On auto grading

Grading of Coq exercises is done automatically. Thus, in order for a homework to be graded, it needs to be accepted by Coq. Use Admitted to allow incomplete proofs and definitions.


Every student must present one of two:

  • One chapter of the textbook to the class (60 minutes). The instructor will still publish the slides of that chapter.
  • One paper on the subject of formalizing the semantics of a programming language or system (20 minutes presentation). The student may suggest a paper (or request one suggestion).

Grading presentations:

  • 60% instructor’s grade
  • 25% peers’ grade
  • 15% grading peer participation (submit at least 10 sheets)


The participation component in the evaluation corresponds to student participation in classes and in the online forum. Participation does not just mean just answering questions correctly. Discussion and questions, either posed online or in class, are encouraged and counted toward participation.

Each reasonable student intervention (in the class or online) yields 1 point. If the student reaches 14 points, they are graded the full mark of participation.


This class seeks ways to become a working and evolving model of inclusion and universal design for all participants. Individuals with disabilities of any kind (including learning disabilities, ADHD, depression, health conditions), who require instructional, curricular, or test accommodations are responsible for make such needs known to the instructor as early as possible. Every effort will be made to accommodate students in a timely and confidential manner. Individuals who request accommodations must be registered with the Ross Center for Disability Services, which authorizes accommodations for students with disabilities. If applicable, students may obtain adaptation recommendations from the Ross Center for Disability Services, M-1-401, (617-287-7430), www.rosscenter.umb.edu. The student must present these recommendations and discuss them with each professor within a reasonable period, preferably by the end of Drop/Add period.

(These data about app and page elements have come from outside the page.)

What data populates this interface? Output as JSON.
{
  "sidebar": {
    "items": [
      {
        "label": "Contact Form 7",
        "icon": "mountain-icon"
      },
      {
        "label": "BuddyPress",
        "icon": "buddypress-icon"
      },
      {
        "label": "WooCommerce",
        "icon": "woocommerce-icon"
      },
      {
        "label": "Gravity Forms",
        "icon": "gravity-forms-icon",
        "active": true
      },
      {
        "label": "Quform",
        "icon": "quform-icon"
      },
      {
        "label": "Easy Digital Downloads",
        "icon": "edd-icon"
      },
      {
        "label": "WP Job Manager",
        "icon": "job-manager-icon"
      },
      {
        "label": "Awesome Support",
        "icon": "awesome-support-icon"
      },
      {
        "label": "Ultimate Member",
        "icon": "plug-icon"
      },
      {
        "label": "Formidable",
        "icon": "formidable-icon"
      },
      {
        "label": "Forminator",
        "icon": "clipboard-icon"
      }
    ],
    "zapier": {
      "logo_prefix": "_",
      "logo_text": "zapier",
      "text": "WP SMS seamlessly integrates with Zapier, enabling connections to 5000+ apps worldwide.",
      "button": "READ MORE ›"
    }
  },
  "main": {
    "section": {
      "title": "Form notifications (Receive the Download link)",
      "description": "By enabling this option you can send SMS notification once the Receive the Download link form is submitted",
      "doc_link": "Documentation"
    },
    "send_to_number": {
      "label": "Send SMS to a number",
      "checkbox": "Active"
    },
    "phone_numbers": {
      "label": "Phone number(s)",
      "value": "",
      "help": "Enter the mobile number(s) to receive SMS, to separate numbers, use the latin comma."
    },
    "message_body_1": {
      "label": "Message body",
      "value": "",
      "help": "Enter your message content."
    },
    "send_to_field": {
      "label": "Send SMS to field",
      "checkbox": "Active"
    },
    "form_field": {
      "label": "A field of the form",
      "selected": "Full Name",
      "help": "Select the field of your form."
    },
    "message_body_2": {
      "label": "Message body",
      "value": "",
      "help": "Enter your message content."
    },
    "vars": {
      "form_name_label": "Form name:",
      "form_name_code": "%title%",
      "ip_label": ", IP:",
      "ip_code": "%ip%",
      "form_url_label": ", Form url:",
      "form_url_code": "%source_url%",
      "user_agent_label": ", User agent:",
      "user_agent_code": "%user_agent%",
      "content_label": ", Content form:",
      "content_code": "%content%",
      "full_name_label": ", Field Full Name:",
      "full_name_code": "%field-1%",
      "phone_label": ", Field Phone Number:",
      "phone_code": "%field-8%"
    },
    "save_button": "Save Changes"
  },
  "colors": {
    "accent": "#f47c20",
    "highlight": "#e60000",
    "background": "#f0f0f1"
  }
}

Student Conduct

Students are required to adhere to the University Policy on Academic Standards and Cheating, to the University Statement on Plagiarism and the Documentation of Written Work, and to the Code of Student Conduct as delineated in the catalog of Undergraduate Programs, pp. 44-45, and 48-52. The Code is available online at: www.umb.edu/life_on_campus/policies/community/code